The House of Lords last night approved the High Speed Two (HS2) extension from Birmingham to Crewe before parliament was suspended for five weeks.
The controversial railway, which will link London to the north in stages, is currently subject to an independent review chaired by former HS2 chair Douglas Oakervee and critic Lord Berkeley, which could see the entire scheme scrapped.
Last week transport secretary Grant Shapps confirmed to MPs that HS2 could cost around £88bn, more than £30bn more than its official price tag of £56bn.
The first phase of HS2, which will link London to Birmingham, was due to finish in 2026 but is now could open between 2028 and 2031, while the second phase, from Birmingham to Manchester and Leeds, has also been delayed.
That stage was due to open between 2032 and 2033, but has been pushed back to open between 2035 and 2040.
The HS2 bill for the Birmingham to Crewe route was approved at second reading, with the Lords also agreeing to a carry-over motion to continue to debate once parliament resumes on 14 October.
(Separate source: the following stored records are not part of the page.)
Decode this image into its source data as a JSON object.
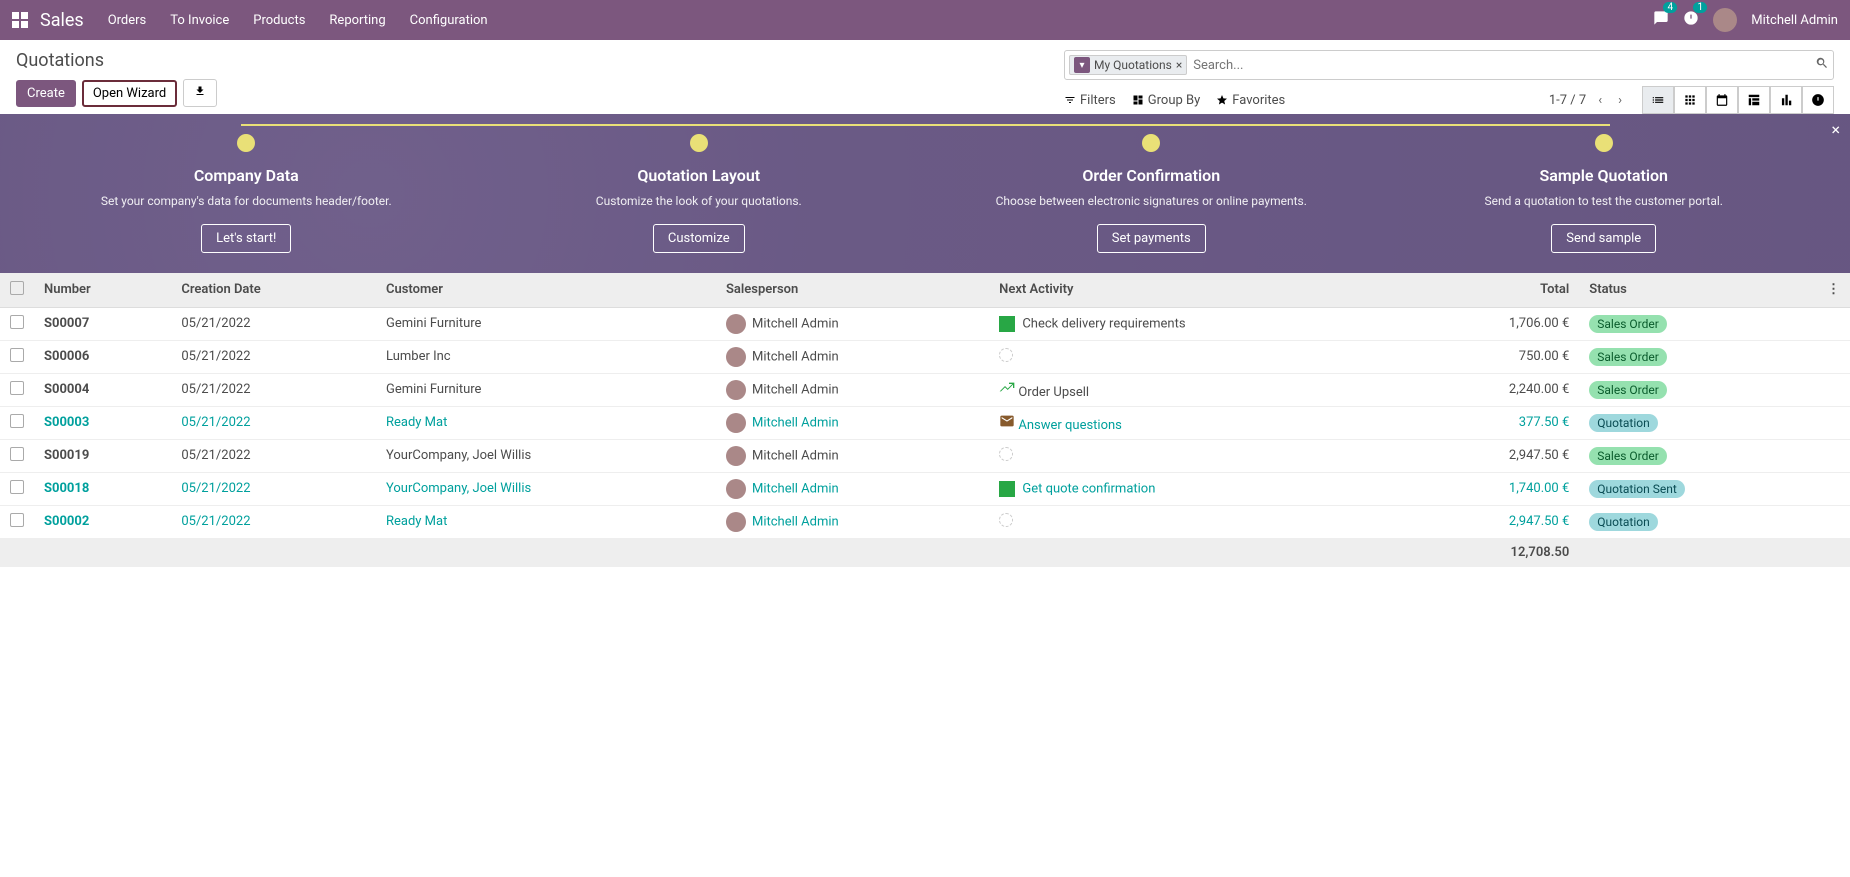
{
  "nav": {
    "app": "Sales",
    "items": [
      "Orders",
      "To Invoice",
      "Products",
      "Reporting",
      "Configuration"
    ],
    "msg_badge": "4",
    "activity_badge": "1",
    "user": "Mitchell Admin"
  },
  "header": {
    "breadcrumb": "Quotations",
    "create": "Create",
    "wizard": "Open Wizard",
    "filter_tag": "My Quotations",
    "search_placeholder": "Search...",
    "filters": "Filters",
    "groupby": "Group By",
    "favorites": "Favorites",
    "pager": "1-7 / 7"
  },
  "onboard": {
    "steps": [
      {
        "title": "Company Data",
        "desc": "Set your company's data for documents header/footer.",
        "btn": "Let's start!"
      },
      {
        "title": "Quotation Layout",
        "desc": "Customize the look of your quotations.",
        "btn": "Customize"
      },
      {
        "title": "Order Confirmation",
        "desc": "Choose between electronic signatures or online payments.",
        "btn": "Set payments"
      },
      {
        "title": "Sample Quotation",
        "desc": "Send a quotation to test the customer portal.",
        "btn": "Send sample"
      }
    ]
  },
  "table": {
    "cols": {
      "number": "Number",
      "date": "Creation Date",
      "customer": "Customer",
      "sales": "Salesperson",
      "activity": "Next Activity",
      "total": "Total",
      "status": "Status"
    },
    "rows": [
      {
        "num": "S00007",
        "date": "05/21/2022",
        "cust": "Gemini Furniture",
        "sp": "Mitchell Admin",
        "act": "Check delivery requirements",
        "act_type": "task",
        "total": "1,706.00 €",
        "status": "Sales Order",
        "pill": "green",
        "link": false
      },
      {
        "num": "S00006",
        "date": "05/21/2022",
        "cust": "Lumber Inc",
        "sp": "Mitchell Admin",
        "act": "",
        "act_type": "none",
        "total": "750.00 €",
        "status": "Sales Order",
        "pill": "green",
        "link": false
      },
      {
        "num": "S00004",
        "date": "05/21/2022",
        "cust": "Gemini Furniture",
        "sp": "Mitchell Admin",
        "act": "Order Upsell",
        "act_type": "upsell",
        "total": "2,240.00 €",
        "status": "Sales Order",
        "pill": "green",
        "link": false
      },
      {
        "num": "S00003",
        "date": "05/21/2022",
        "cust": "Ready Mat",
        "sp": "Mitchell Admin",
        "act": "Answer questions",
        "act_type": "mail",
        "total": "377.50 €",
        "status": "Quotation",
        "pill": "teal",
        "link": true
      },
      {
        "num": "S00019",
        "date": "05/21/2022",
        "cust": "YourCompany, Joel Willis",
        "sp": "Mitchell Admin",
        "act": "",
        "act_type": "none",
        "total": "2,947.50 €",
        "status": "Sales Order",
        "pill": "green",
        "link": false
      },
      {
        "num": "S00018",
        "date": "05/21/2022",
        "cust": "YourCompany, Joel Willis",
        "sp": "Mitchell Admin",
        "act": "Get quote confirmation",
        "act_type": "task",
        "total": "1,740.00 €",
        "status": "Quotation Sent",
        "pill": "teal",
        "link": true
      },
      {
        "num": "S00002",
        "date": "05/21/2022",
        "cust": "Ready Mat",
        "sp": "Mitchell Admin",
        "act": "",
        "act_type": "none",
        "total": "2,947.50 €",
        "status": "Quotation",
        "pill": "teal",
        "link": true
      }
    ],
    "footer_total": "12,708.50"
  }
}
The bill will then reach committee stage, where members will be able to scrutinise the bill more fully.
There were dramatic scenes in Westminster last night after parliament was officially prorogued, or shut down, for five weeks until 14 October.
The move, announced by Boris Johnson last month, has sparked controversy due to the length of the prorogation and its timing ahead of the Brexit deadline of 31 October.